The development and adoption of Cherokee are two hugely impressive accomplishments. Chief Sequoyah, who was illiterate himself, single-handedly created a script for his language, and within eleven years, 90% of Cherokee were literate in their language. Stop and marvel about … Continue reading
Ge’ez, aslo called Ethiopic, is the only Old World abugida outside of Southest Asia and the only abugida that is not clearly derived from Brahmi. (Aside from Kharosthi, of course, which maybe spawned Brahmi.) However, it took a long time … Continue reading

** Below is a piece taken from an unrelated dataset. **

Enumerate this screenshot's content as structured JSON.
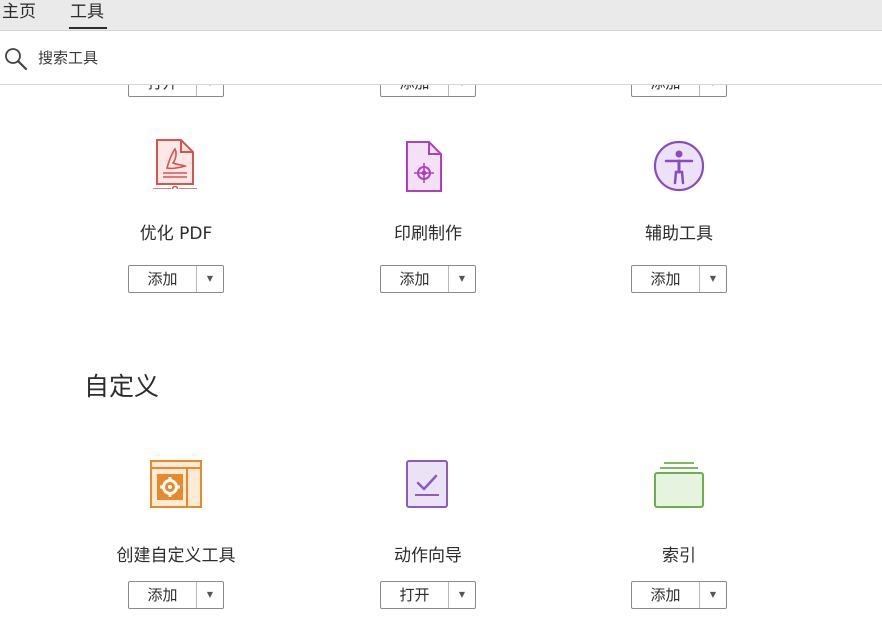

Brahmi is sort of the Phoenician of East Asia: almost all the non-logographic scripts in East Asia come from Brahmi, including almost all of the scripts used in India, Tibet, Nepal, Mongolia, Thailand, Indonesia, Cambodia, and Laos. Brahmi was a … Continue reading
The Persian Achaemenid Empire conquered huge tracts of Asia in around 500 BC, and held it until about 330 BC. They spread the use of their official language, Aramaic, and with it the Aramaic writing system. Near the end of … Continue reading

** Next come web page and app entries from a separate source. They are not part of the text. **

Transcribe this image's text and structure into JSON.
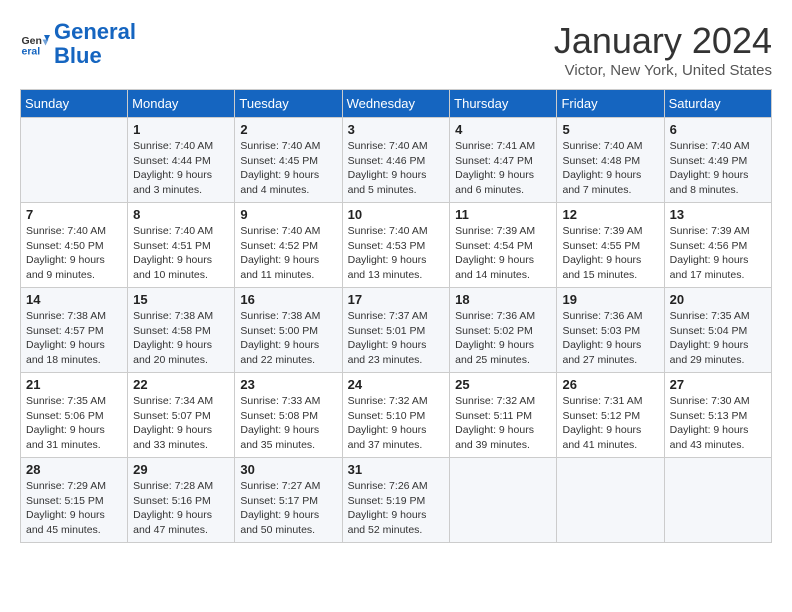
{
  "logo": {
    "text_general": "General",
    "text_blue": "Blue"
  },
  "title": "January 2024",
  "location": "Victor, New York, United States",
  "headers": [
    "Sunday",
    "Monday",
    "Tuesday",
    "Wednesday",
    "Thursday",
    "Friday",
    "Saturday"
  ],
  "weeks": [
    [
      {
        "day": "",
        "sunrise": "",
        "sunset": "",
        "daylight": ""
      },
      {
        "day": "1",
        "sunrise": "Sunrise: 7:40 AM",
        "sunset": "Sunset: 4:44 PM",
        "daylight": "Daylight: 9 hours and 3 minutes."
      },
      {
        "day": "2",
        "sunrise": "Sunrise: 7:40 AM",
        "sunset": "Sunset: 4:45 PM",
        "daylight": "Daylight: 9 hours and 4 minutes."
      },
      {
        "day": "3",
        "sunrise": "Sunrise: 7:40 AM",
        "sunset": "Sunset: 4:46 PM",
        "daylight": "Daylight: 9 hours and 5 minutes."
      },
      {
        "day": "4",
        "sunrise": "Sunrise: 7:41 AM",
        "sunset": "Sunset: 4:47 PM",
        "daylight": "Daylight: 9 hours and 6 minutes."
      },
      {
        "day": "5",
        "sunrise": "Sunrise: 7:40 AM",
        "sunset": "Sunset: 4:48 PM",
        "daylight": "Daylight: 9 hours and 7 minutes."
      },
      {
        "day": "6",
        "sunrise": "Sunrise: 7:40 AM",
        "sunset": "Sunset: 4:49 PM",
        "daylight": "Daylight: 9 hours and 8 minutes."
      }
    ],
    [
      {
        "day": "7",
        "sunrise": "Sunrise: 7:40 AM",
        "sunset": "Sunset: 4:50 PM",
        "daylight": "Daylight: 9 hours and 9 minutes."
      },
      {
        "day": "8",
        "sunrise": "Sunrise: 7:40 AM",
        "sunset": "Sunset: 4:51 PM",
        "daylight": "Daylight: 9 hours and 10 minutes."
      },
      {
        "day": "9",
        "sunrise": "Sunrise: 7:40 AM",
        "sunset": "Sunset: 4:52 PM",
        "daylight": "Daylight: 9 hours and 11 minutes."
      },
      {
        "day": "10",
        "sunrise": "Sunrise: 7:40 AM",
        "sunset": "Sunset: 4:53 PM",
        "daylight": "Daylight: 9 hours and 13 minutes."
      },
      {
        "day": "11",
        "sunrise": "Sunrise: 7:39 AM",
        "sunset": "Sunset: 4:54 PM",
        "daylight": "Daylight: 9 hours and 14 minutes."
      },
      {
        "day": "12",
        "sunrise": "Sunrise: 7:39 AM",
        "sunset": "Sunset: 4:55 PM",
        "daylight": "Daylight: 9 hours and 15 minutes."
      },
      {
        "day": "13",
        "sunrise": "Sunrise: 7:39 AM",
        "sunset": "Sunset: 4:56 PM",
        "daylight": "Daylight: 9 hours and 17 minutes."
      }
    ],
    [
      {
        "day": "14",
        "sunrise": "Sunrise: 7:38 AM",
        "sunset": "Sunset: 4:57 PM",
        "daylight": "Daylight: 9 hours and 18 minutes."
      },
      {
        "day": "15",
        "sunrise": "Sunrise: 7:38 AM",
        "sunset": "Sunset: 4:58 PM",
        "daylight": "Daylight: 9 hours and 20 minutes."
      },
      {
        "day": "16",
        "sunrise": "Sunrise: 7:38 AM",
        "sunset": "Sunset: 5:00 PM",
        "daylight": "Daylight: 9 hours and 22 minutes."
      },
      {
        "day": "17",
        "sunrise": "Sunrise: 7:37 AM",
        "sunset": "Sunset: 5:01 PM",
        "daylight": "Daylight: 9 hours and 23 minutes."
      },
      {
        "day": "18",
        "sunrise": "Sunrise: 7:36 AM",
        "sunset": "Sunset: 5:02 PM",
        "daylight": "Daylight: 9 hours and 25 minutes."
      },
      {
        "day": "19",
        "sunrise": "Sunrise: 7:36 AM",
        "sunset": "Sunset: 5:03 PM",
        "daylight": "Daylight: 9 hours and 27 minutes."
      },
      {
        "day": "20",
        "sunrise": "Sunrise: 7:35 AM",
        "sunset": "Sunset: 5:04 PM",
        "daylight": "Daylight: 9 hours and 29 minutes."
      }
    ],
    [
      {
        "day": "21",
        "sunrise": "Sunrise: 7:35 AM",
        "sunset": "Sunset: 5:06 PM",
        "daylight": "Daylight: 9 hours and 31 minutes."
      },
      {
        "day": "22",
        "sunrise": "Sunrise: 7:34 AM",
        "sunset": "Sunset: 5:07 PM",
        "daylight": "Daylight: 9 hours and 33 minutes."
      },
      {
        "day": "23",
        "sunrise": "Sunrise: 7:33 AM",
        "sunset": "Sunset: 5:08 PM",
        "daylight": "Daylight: 9 hours and 35 minutes."
      },
      {
        "day": "24",
        "sunrise": "Sunrise: 7:32 AM",
        "sunset": "Sunset: 5:10 PM",
        "daylight": "Daylight: 9 hours and 37 minutes."
      },
      {
        "day": "25",
        "sunrise": "Sunrise: 7:32 AM",
        "sunset": "Sunset: 5:11 PM",
        "daylight": "Daylight: 9 hours and 39 minutes."
      },
      {
        "day": "26",
        "sunrise": "Sunrise: 7:31 AM",
        "sunset": "Sunset: 5:12 PM",
        "daylight": "Daylight: 9 hours and 41 minutes."
      },
      {
        "day": "27",
        "sunrise": "Sunrise: 7:30 AM",
        "sunset": "Sunset: 5:13 PM",
        "daylight": "Daylight: 9 hours and 43 minutes."
      }
    ],
    [
      {
        "day": "28",
        "sunrise": "Sunrise: 7:29 AM",
        "sunset": "Sunset: 5:15 PM",
        "daylight": "Daylight: 9 hours and 45 minutes."
      },
      {
        "day": "29",
        "sunrise": "Sunrise: 7:28 AM",
        "sunset": "Sunset: 5:16 PM",
        "daylight": "Daylight: 9 hours and 47 minutes."
      },
      {
        "day": "30",
        "sunrise": "Sunrise: 7:27 AM",
        "sunset": "Sunset: 5:17 PM",
        "daylight": "Daylight: 9 hours and 50 minutes."
      },
      {
        "day": "31",
        "sunrise": "Sunrise: 7:26 AM",
        "sunset": "Sunset: 5:19 PM",
        "daylight": "Daylight: 9 hours and 52 minutes."
      },
      {
        "day": "",
        "sunrise": "",
        "sunset": "",
        "daylight": ""
      },
      {
        "day": "",
        "sunrise": "",
        "sunset": "",
        "daylight": ""
      },
      {
        "day": "",
        "sunrise": "",
        "sunset": "",
        "daylight": ""
      }
    ]
  ]
}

Proto-Sinaitic split into two branches: a northern one which spawned almost all the writing systems of the modern world, and a southern one that did not. Perhaps it is fairer to say that one branch of the script went to … Continue reading
One of the places the Phoenicians colonized was the Mediterranean side of Spain, and their writing system spread around that peninsula. Like in Italy, there were quite a few different, mostly related scripts. Unlike in Italy, there wasn’t a hugely … Continue reading
Nobody is quite sure where the Berber script, used by the nomads of Northern Africa, came from. English sources are pretty certain that Tifinagh evolved from the Phoenician script that settlers brought with them when they founded Carthage in about … Continue reading
Two administrative things: #1: I have changed the time I schedule posts to automatically publish from 00:01 to 20:30. I discovered that I was trying to wait up until the pub time in order to announce the publication on Facebook, … Continue reading